I reviewed this on Goodreads and gave it 2 stars and just said I didn’t much care for it. I’ll say a little more here. First the positives. It was a very quick and easy read. It’s heavily illustrated and the illustrations are pretty good. It was well edited and the writing was certainly professional. However, I personally found it fairly full of clichés. I also think the book didn’t quite know what it wanted to be. It sort of acted like it wanted to be an SF, hardcore porn version of a noir detective novel, but the sex was very limited. The SF aspects were not explained well enough for us to clearly see the world in which the story was set. And the noir detective part was certainly rather standard. There was a lot of graphic language but the story itself seemed fairly tame. It also didn’t really have a clear cut ending to the immediate story line, and I tend to dislike that. Even a series book should have a clear cut ending, I think.


Deka Black said...

Poetry is something i read... well, almost never. reasons' Maybe the way poetry was teached to me in the school. Alawys the same authors, year after year.

Plus. i like poem more when is narrative. to tell a story in verses is a feat.

Lisa said...

i am checking out gerald's blog but i cannot buy e-books from amazon, but can from i learned poems are for the young or young at heart who are in love or longing for their lover. there are some poems that describe physical pains but i could not relate to that at all. thank you charles. sounds like you are having a quiet time at home reading and enjoying poetry. don't ruin that by thinking about us:)

Alex J. Cavanaugh said...

Glad your internet is back. I've been wanting to read Night of the Living Trekkies since last year.

Issa's Untidy Hut said...

Thanks for the Gerald So tip. Saw a couple of his poems online and they look solid, indeed.

the walking man said...

This isn't sister Mary Clarice's poetry by any stretch of the imagination.

Thank you Charles for the pump up.

All I can say to those of you who don't read habitually at least some poetry you are short changing yourself. I had a great teacher, my grandmother who read Browning Yeats, Guest, Crane, Frost, Sandburg and others to me when I was 3 & 4 years old.

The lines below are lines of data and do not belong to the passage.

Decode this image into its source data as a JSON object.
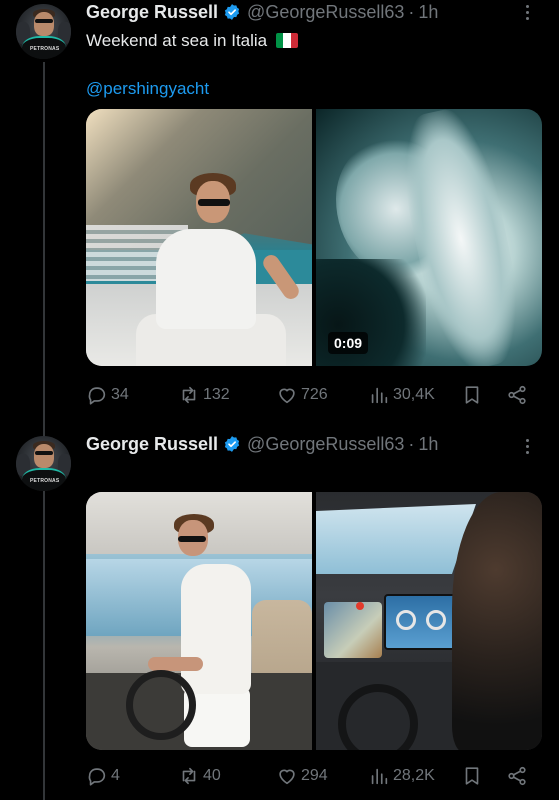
{
  "tweets": [
    {
      "author_name": "George Russell",
      "handle": "@GeorgeRussell63",
      "separator": "·",
      "time": "1h",
      "text": "Weekend at sea in Italia",
      "flag_colors": [
        "#009246",
        "#ffffff",
        "#ce2b37"
      ],
      "mention": "@pershingyacht",
      "media": [
        {
          "kind": "photo",
          "description_icon": "photo"
        },
        {
          "kind": "video",
          "duration": "0:09"
        }
      ],
      "actions": {
        "replies": "34",
        "retweets": "132",
        "likes": "726",
        "views": "30,4K"
      }
    },
    {
      "author_name": "George Russell",
      "handle": "@GeorgeRussell63",
      "separator": "·",
      "time": "1h",
      "media": [
        {
          "kind": "photo"
        },
        {
          "kind": "photo"
        }
      ],
      "actions": {
        "replies": "4",
        "retweets": "40",
        "likes": "294",
        "views": "28,2K"
      }
    }
  ],
  "avatar_badge_text": "PETRONAS",
  "colors": {
    "background": "#000000",
    "text": "#e7e9ea",
    "muted": "#71767b",
    "link": "#1d9bf0",
    "verified": "#1d9bf0"
  }
}
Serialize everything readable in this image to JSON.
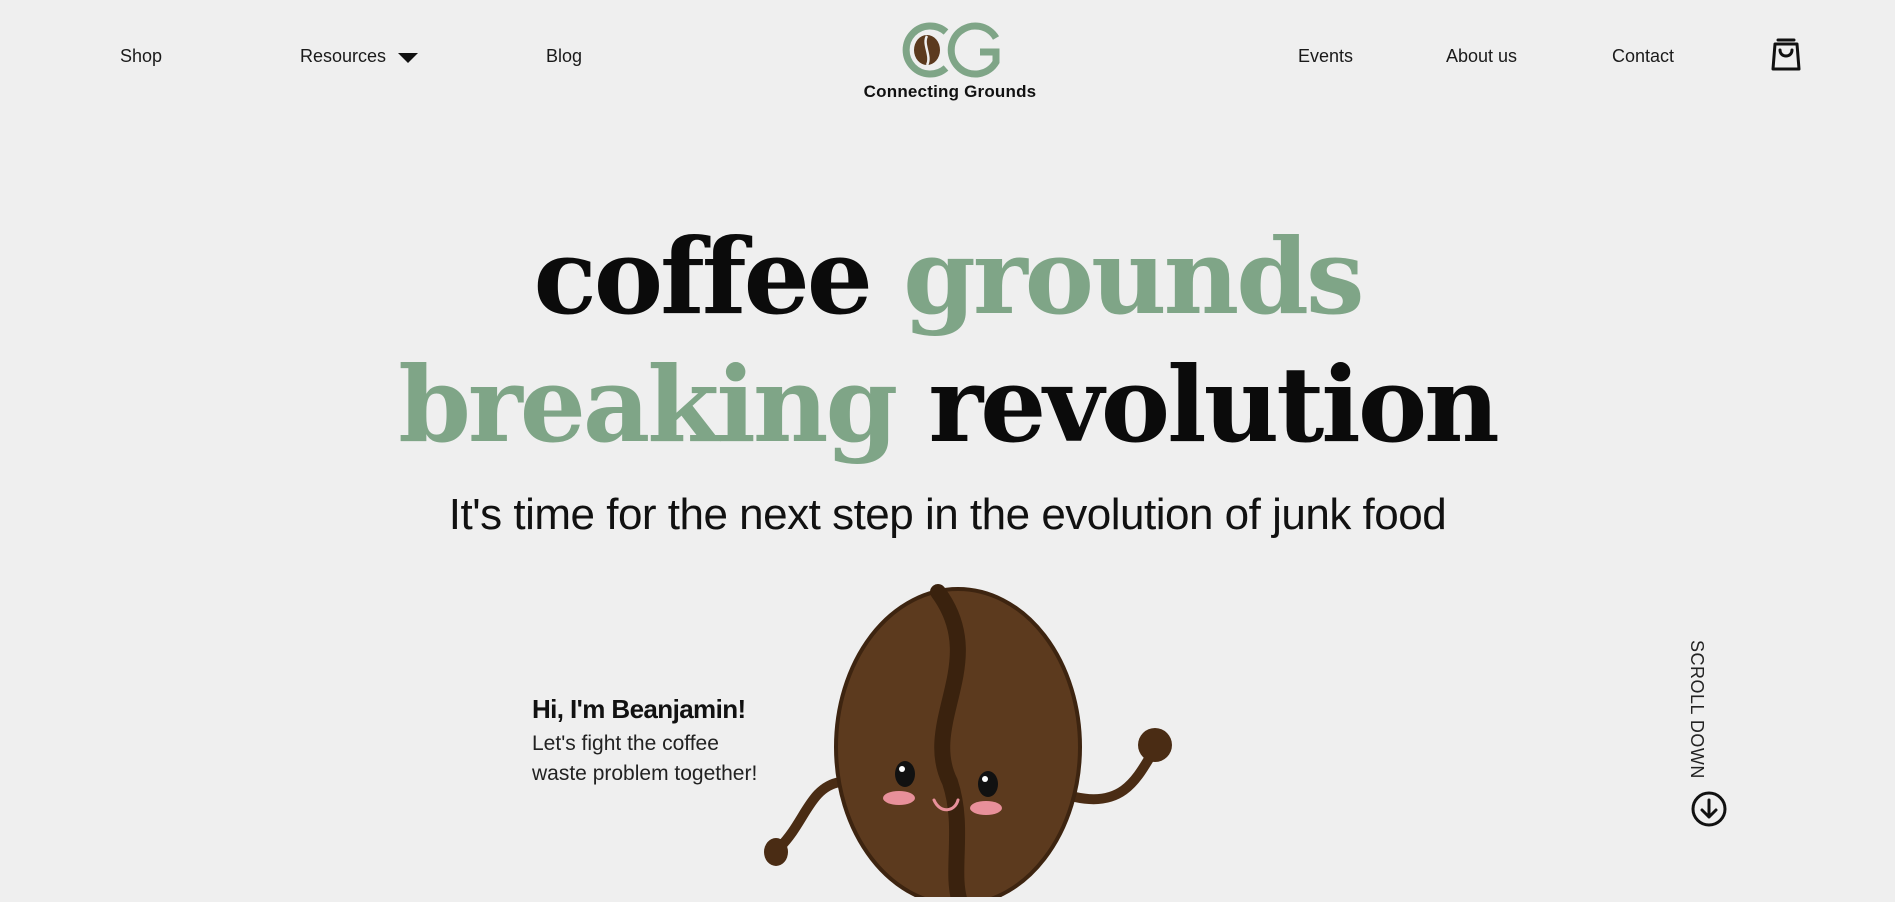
{
  "brand": {
    "name": "Connecting Grounds",
    "initials": "CG",
    "accent": "#7fa587",
    "bean_color": "#5c3a1e"
  },
  "nav": {
    "shop": "Shop",
    "resources": "Resources",
    "blog": "Blog",
    "events": "Events",
    "about": "About us",
    "contact": "Contact",
    "cart_icon": "shopping-bag-icon",
    "resources_icon": "caret-down-icon"
  },
  "hero": {
    "line1_a": "coffee",
    "line1_b": "grounds",
    "line2_a": "breaking",
    "line2_b": "revolution",
    "subtitle": "It's time for the next step in the evolution of junk food"
  },
  "mascot": {
    "title": "Hi, I'm Beanjamin!",
    "text": "Let's fight the coffee waste problem together!"
  },
  "scroll": {
    "label": "SCROLL DOWN",
    "icon": "arrow-down-circle-icon"
  }
}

I apologize for the way it was taught to you, if it doesn't for a time hang as a painting in your mind, that is not your fault it is the fault of them who tried to force the rote learning and memorization on you. That is sad but I think that now that you don't have someone trying to jam it up your ass, it's time to unpucker and look again.

Though she has had some personal issues to deal with for the past few months try Julie Buffaloe-Yoder @ HERE Personally she is my favorite contemporary poet. Look through her archives and the why of my like of her will become swiftly apparent.

Charles Gramlich said...

Deka, I only started reading poetry in grad school when I discovered Dylan Thomas. I've been a fan ever since.

Oceangirl, Gerald's poems were definitely more young lover and young yearning poems. I could empathize with them, though.

Alex, it's good, man.

Don, yeah, I enjoyed the collection.

Mark, happy to do it. And thanks for the heads up on your favorite poet. I'll check out the link.

laughingwolf said...

glad you're back, charles

have all 3 of mark's books... super!

will look for the others...

BernardL said...

Since I finally broke down and got a Kindle, I'm previewing a whole lot more material. Welcome back to the Ethernet. :)

Charles Gramlich said...

Laughingwolf, yeah, Mark put together a nice trilogy there.

Bernardl, glad to hear about the Kindle. I find mine quite handy.

j said...

Your description of Mark Durfree's poetry, "sometimes loving, sometimes bitter" interested me. I am definitely going to click the link and check out his blog.

I hope that you have a great week, Charles!

jodi said...

Charles, good to hear all is up and running again. I will be purchasing a signed copy from Mark soon, when we meet for coffee! Wish you were here to join us!

Charles Gramlich said...

Jennifer, thanks. Mark is from Detroit and he writes what he knows.

Jodi, that would be cool. Alas, too far away.